As both Michigan and Syracuse basketball players moved with ease up and down the court, I was reminded of how naturally coordination and athleticism come to most individuals. For these players, shooting, dribbling and defending seemed breathing, habitual and fluid. Their fluidity and naturalness stands in stark contrast to what I have always known of my little brother, Matthew. Diagnosed with dyspraxia at age 4, Matthew has no ounce of athletic ability, and very little desire to develop any. Dyspraxia “isn’t a sign of muscle weakness or of low intelligence. It’s a brain-based condition that makes it hard to plan and coordinate physical movement. Children with dyspraxia tend to struggle with balance and posture. They may appear clumsy or “out of sync” with their environment.” Along with struggling with gross motor skills, Matthew’s weak fine motor skills cause everyday tasks such as tying his shoes and writing legibly to come difficulty.
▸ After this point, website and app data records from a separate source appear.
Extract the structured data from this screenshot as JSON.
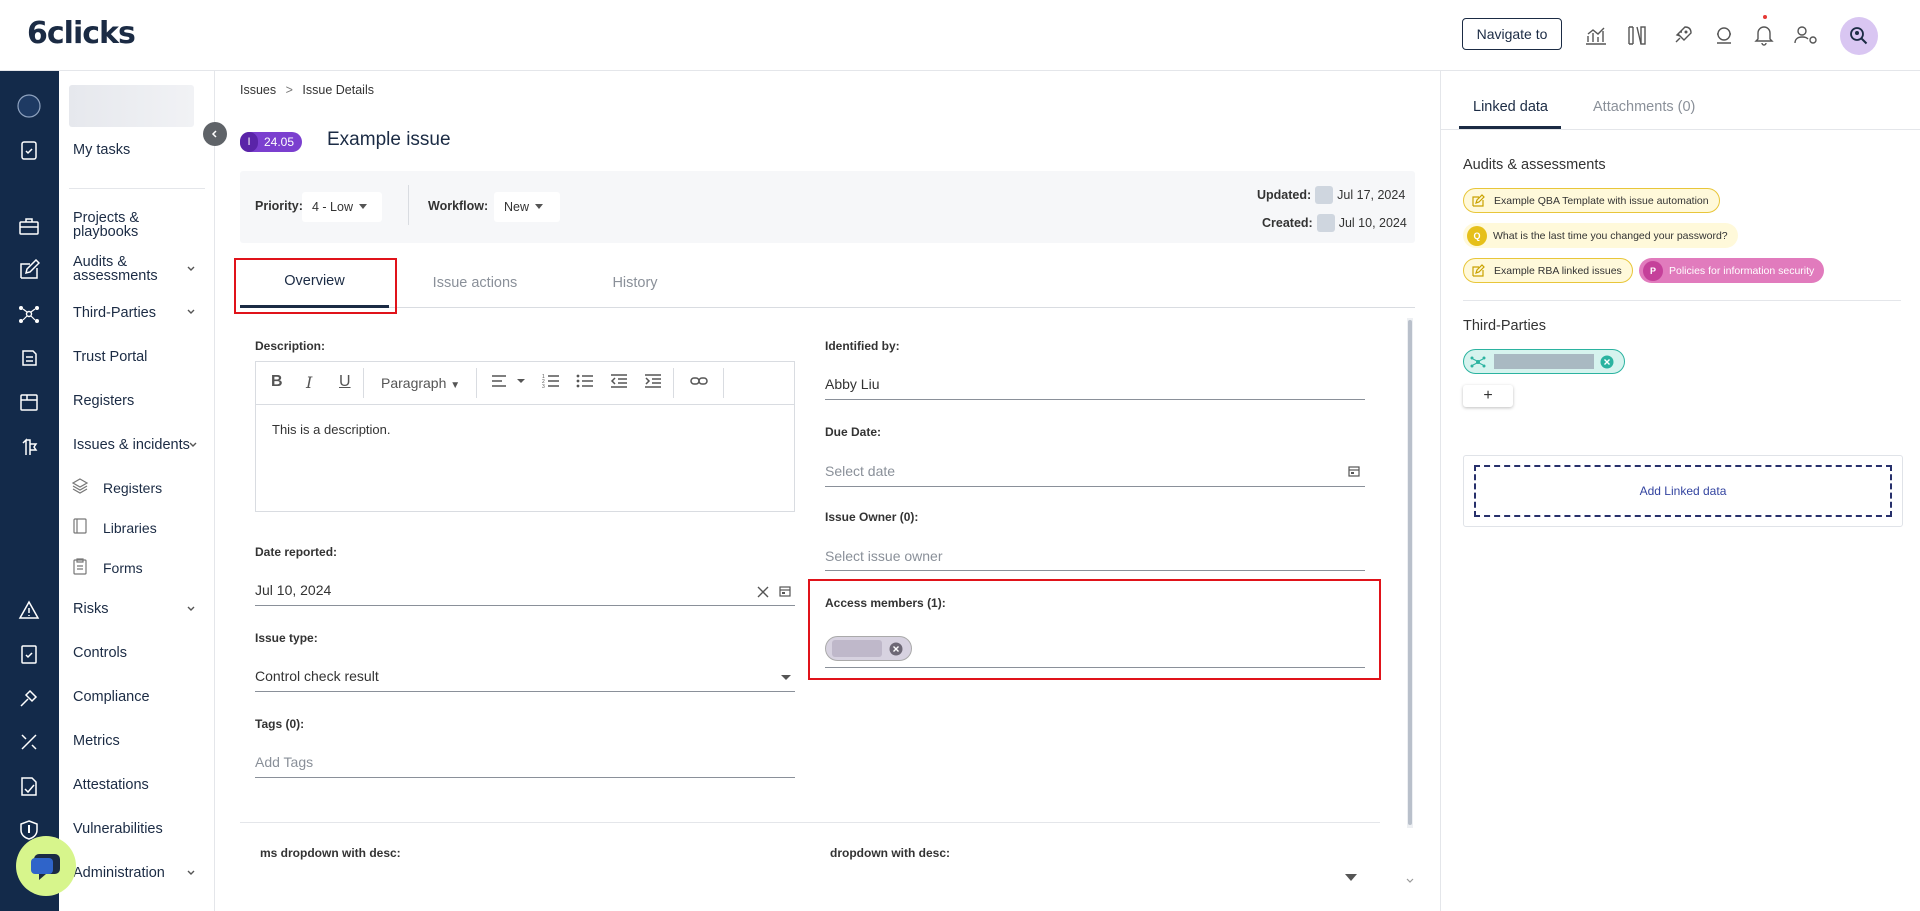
{
  "app": {
    "logo": "6clicks",
    "navigate_label": "Navigate to"
  },
  "top_icons": [
    "dashboard-chart-icon",
    "library-icon",
    "rocket-icon",
    "support-icon",
    "bell-icon",
    "user-settings-icon",
    "user-search-icon"
  ],
  "nav": {
    "my_tasks": "My tasks",
    "items": [
      {
        "label": "Projects & playbooks"
      },
      {
        "label": "Audits & assessments",
        "expandable": true
      },
      {
        "label": "Third-Parties",
        "expandable": true
      },
      {
        "label": "Trust Portal"
      },
      {
        "label": "Registers"
      },
      {
        "label": "Issues & incidents",
        "expandable": true
      },
      {
        "label": "Risks",
        "expandable": true
      },
      {
        "label": "Controls"
      },
      {
        "label": "Compliance"
      },
      {
        "label": "Metrics"
      },
      {
        "label": "Attestations"
      },
      {
        "label": "Vulnerabilities"
      },
      {
        "label": "Administration",
        "expandable": true
      }
    ],
    "sub_items": [
      {
        "label": "Registers",
        "icon": "layers-icon"
      },
      {
        "label": "Libraries",
        "icon": "book-icon"
      },
      {
        "label": "Forms",
        "icon": "clipboard-icon"
      }
    ]
  },
  "breadcrumb": {
    "root": "Issues",
    "separator": ">",
    "current": "Issue Details"
  },
  "issue": {
    "badge_letter": "I",
    "badge_number": "24.05",
    "title": "Example issue",
    "priority_label": "Priority:",
    "priority_value": "4 - Low",
    "workflow_label": "Workflow:",
    "workflow_value": "New",
    "updated_label": "Updated:",
    "updated_value": "Jul 17, 2024",
    "created_label": "Created:",
    "created_value": "Jul 10, 2024"
  },
  "tabs": {
    "overview": "Overview",
    "actions": "Issue actions",
    "history": "History"
  },
  "form": {
    "description_label": "Description:",
    "toolbar": {
      "paragraph": "Paragraph"
    },
    "description_value": "This is a description.",
    "date_reported_label": "Date reported:",
    "date_reported_value": "Jul 10, 2024",
    "issue_type_label": "Issue type:",
    "issue_type_value": "Control check result",
    "tags_label": "Tags (0):",
    "tags_placeholder": "Add Tags",
    "identified_label": "Identified by:",
    "identified_value": "Abby Liu",
    "due_label": "Due Date:",
    "due_placeholder": "Select date",
    "owner_label": "Issue Owner (0):",
    "owner_placeholder": "Select issue owner",
    "members_label": "Access members (1):",
    "ms_dropdown_label": "ms dropdown with desc:",
    "dropdown_label": "dropdown with desc:"
  },
  "right": {
    "tab_linked": "Linked data",
    "tab_attachments": "Attachments (0)",
    "audits_title": "Audits & assessments",
    "audits": [
      {
        "label": "Example QBA Template with issue automation",
        "icon": "edit-icon",
        "style": "yellow"
      },
      {
        "label": "What is the last time you changed your password?",
        "icon_letter": "Q",
        "style": "yellow-solid"
      },
      {
        "label": "Example RBA linked issues",
        "icon": "edit-icon",
        "style": "yellow"
      },
      {
        "label": "Policies for information security",
        "icon_letter": "P",
        "style": "pink"
      }
    ],
    "third_parties_title": "Third-Parties",
    "add_symbol": "+",
    "add_linked": "Add Linked data"
  },
  "colors": {
    "rail": "#132a4a",
    "accent": "#1b2b44",
    "badge": "#7b3fcf",
    "highlight": "#e0131a",
    "chat": "#d7f58c"
  }
}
Despite his lack of coordination and apathy towards athletics, Matthew still agreed to join the 5th grade cross-country team this year. While I was home earlier this semester, I was able to watch his very first meet. He started the first few steps running with the pack of middle-schoolers, but after about a minute, slowed a walk. His steps were clunky as he awkwardly walk/ ran to the path in the distance.
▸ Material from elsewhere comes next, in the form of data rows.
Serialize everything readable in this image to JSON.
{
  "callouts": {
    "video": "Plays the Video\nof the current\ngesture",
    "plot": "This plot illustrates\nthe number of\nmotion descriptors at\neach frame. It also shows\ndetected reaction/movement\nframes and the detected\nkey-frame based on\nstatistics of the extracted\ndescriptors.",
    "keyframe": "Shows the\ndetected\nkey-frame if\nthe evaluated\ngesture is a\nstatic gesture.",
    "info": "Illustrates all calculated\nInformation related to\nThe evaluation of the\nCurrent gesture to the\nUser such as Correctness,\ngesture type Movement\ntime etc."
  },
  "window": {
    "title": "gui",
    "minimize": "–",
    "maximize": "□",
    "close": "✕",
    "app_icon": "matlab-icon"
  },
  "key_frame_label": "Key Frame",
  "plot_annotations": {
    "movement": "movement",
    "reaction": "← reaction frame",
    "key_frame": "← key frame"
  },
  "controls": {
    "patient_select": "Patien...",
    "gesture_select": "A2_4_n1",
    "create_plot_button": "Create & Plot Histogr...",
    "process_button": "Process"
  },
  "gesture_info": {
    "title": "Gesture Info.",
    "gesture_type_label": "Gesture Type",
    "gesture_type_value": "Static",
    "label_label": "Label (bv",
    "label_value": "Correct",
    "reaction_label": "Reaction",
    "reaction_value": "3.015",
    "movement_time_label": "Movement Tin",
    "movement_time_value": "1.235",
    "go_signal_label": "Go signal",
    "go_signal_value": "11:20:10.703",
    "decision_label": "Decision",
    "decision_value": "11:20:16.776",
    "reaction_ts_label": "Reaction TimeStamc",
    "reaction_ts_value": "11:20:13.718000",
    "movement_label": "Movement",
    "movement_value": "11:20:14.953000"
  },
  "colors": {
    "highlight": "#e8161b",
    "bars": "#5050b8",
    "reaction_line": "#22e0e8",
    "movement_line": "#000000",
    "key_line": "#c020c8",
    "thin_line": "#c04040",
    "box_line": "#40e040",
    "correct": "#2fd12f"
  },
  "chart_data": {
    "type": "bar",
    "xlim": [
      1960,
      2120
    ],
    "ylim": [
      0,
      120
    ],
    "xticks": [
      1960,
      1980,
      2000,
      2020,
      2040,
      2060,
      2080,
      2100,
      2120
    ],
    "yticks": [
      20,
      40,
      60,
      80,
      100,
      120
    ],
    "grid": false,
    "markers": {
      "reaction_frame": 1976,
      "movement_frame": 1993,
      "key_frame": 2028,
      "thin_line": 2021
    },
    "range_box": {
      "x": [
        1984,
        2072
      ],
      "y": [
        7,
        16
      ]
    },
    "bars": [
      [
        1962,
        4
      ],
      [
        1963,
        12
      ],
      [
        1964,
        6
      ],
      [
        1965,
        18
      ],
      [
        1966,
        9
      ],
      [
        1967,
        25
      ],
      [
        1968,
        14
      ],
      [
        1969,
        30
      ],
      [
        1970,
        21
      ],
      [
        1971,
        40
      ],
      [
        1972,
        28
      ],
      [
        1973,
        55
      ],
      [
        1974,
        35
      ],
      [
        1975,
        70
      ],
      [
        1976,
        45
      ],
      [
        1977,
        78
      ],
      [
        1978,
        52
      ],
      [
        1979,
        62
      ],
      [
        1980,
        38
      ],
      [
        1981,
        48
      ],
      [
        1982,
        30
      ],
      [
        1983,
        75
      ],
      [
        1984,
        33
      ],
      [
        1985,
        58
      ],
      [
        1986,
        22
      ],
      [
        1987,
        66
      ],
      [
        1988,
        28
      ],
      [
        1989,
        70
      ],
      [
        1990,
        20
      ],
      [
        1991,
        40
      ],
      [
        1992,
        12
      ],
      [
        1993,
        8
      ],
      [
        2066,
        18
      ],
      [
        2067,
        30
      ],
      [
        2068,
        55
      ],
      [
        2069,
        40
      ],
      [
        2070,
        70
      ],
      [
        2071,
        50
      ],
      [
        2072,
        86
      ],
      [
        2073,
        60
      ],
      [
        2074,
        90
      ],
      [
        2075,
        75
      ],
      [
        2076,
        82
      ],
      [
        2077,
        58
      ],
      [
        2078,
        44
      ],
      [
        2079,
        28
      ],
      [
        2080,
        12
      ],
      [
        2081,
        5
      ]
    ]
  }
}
Observing with my family, full of ex and current college athletes, the fact Matthew was even competing in a race was astounding. However, it took awhile to come to this understanding about dyspraxia. My twin sister currently swims at Purdue and both my dad and older brother played football in college, so the fact that something as simple as running could come as such a struggle to a member of the family was hard to comprehend, as many disabilities are.
One by one the racers finished, but still Matthew lagged about a mile behind. As he finally neared the finish line, competitors from both his team and rivals’ joined him in his last leg, encouraging him to jog the rest of the way. Mika’s chapter “Being a Woman and Other Disabilities” reminds me that, traditionally, in the area of sports, people with “disabilities have been treated as less worthy than others.” While teammates, rivals and spectators could have easily been frustrated by the amount of extra time they stood waiting, they treated Matthew as any other competitor, endorsing his participation.
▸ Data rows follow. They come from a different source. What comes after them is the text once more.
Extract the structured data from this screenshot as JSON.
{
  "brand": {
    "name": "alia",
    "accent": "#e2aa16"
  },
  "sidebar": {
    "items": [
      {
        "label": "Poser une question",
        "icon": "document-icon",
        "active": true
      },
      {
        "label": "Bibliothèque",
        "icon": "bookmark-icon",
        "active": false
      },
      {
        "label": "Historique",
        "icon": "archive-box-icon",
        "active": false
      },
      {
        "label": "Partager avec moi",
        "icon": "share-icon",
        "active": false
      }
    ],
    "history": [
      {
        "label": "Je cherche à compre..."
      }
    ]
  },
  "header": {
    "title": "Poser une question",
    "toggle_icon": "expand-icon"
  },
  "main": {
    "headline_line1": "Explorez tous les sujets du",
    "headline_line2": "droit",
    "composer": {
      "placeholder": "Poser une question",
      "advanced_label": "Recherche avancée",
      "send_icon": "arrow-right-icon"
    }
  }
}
Sure, Matthew couple have possibly placed better if he had raced against other dyspraxic 5th graders, but he was taking steps, whether consciously or unconsciously, to eradicate the belief of his unworthiness that Mika addresses. Ultimately, I think my family reached the same conclusion about dyspraxia that Mika does about disabilities in general. Mika suggests, and Matthew proves, “disability is not the same as inability.”